Unemployment Help Increases
- Extended benefits. Typically, you can collect benefits for 26 weeks. That has been stretched to 33 weeks in the new federal legislation. Additionally, many states are providing even longer coverage through state initiatives. You want to check in with your state—and keep checking in—to stay on top of all changes. The computer systems should automatically adjust for these changes, but it doesn't hurt to double-check.
- A higher payout. The stimulus bill mandates that all unemployment checks include an extra $25 a week through this year. So if you have been drawing a benefit, it will include $25 more; the payment should show up in benefits within the next few weeks.
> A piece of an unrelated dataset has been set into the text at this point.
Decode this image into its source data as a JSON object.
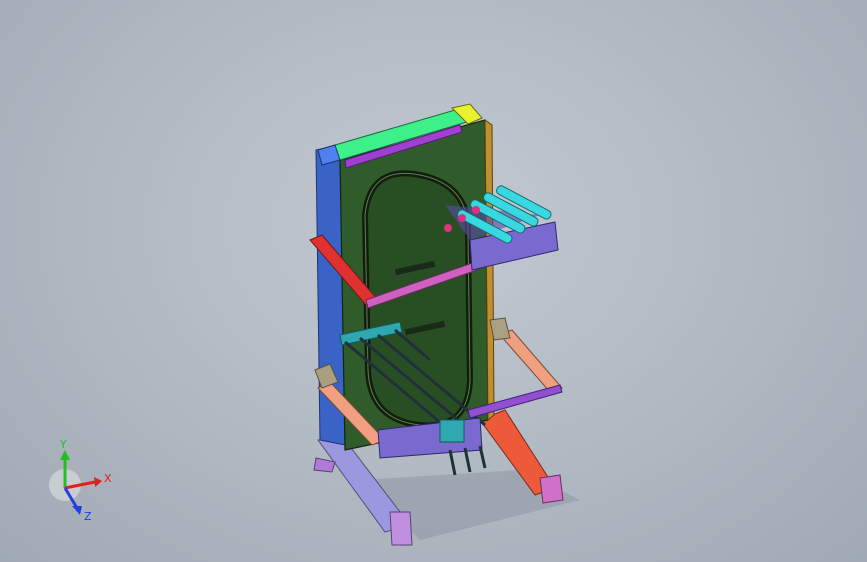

- A tax break. Normally, money you receive in unemployment benefits must be reported as taxable income on your federal tax return. In 2009, there is a tax break: The first $2,400 you receive in unemployment is 100 percent tax-free.
- Expanded c overage. I also recommend that anyone who may have applied for benefits and been turned down in the past few months check back and reapply. The stimulus bill included funding targeted to getting states to expand their coverage of lower-income and part-time workers.
More recession rescue advice from Suze Orman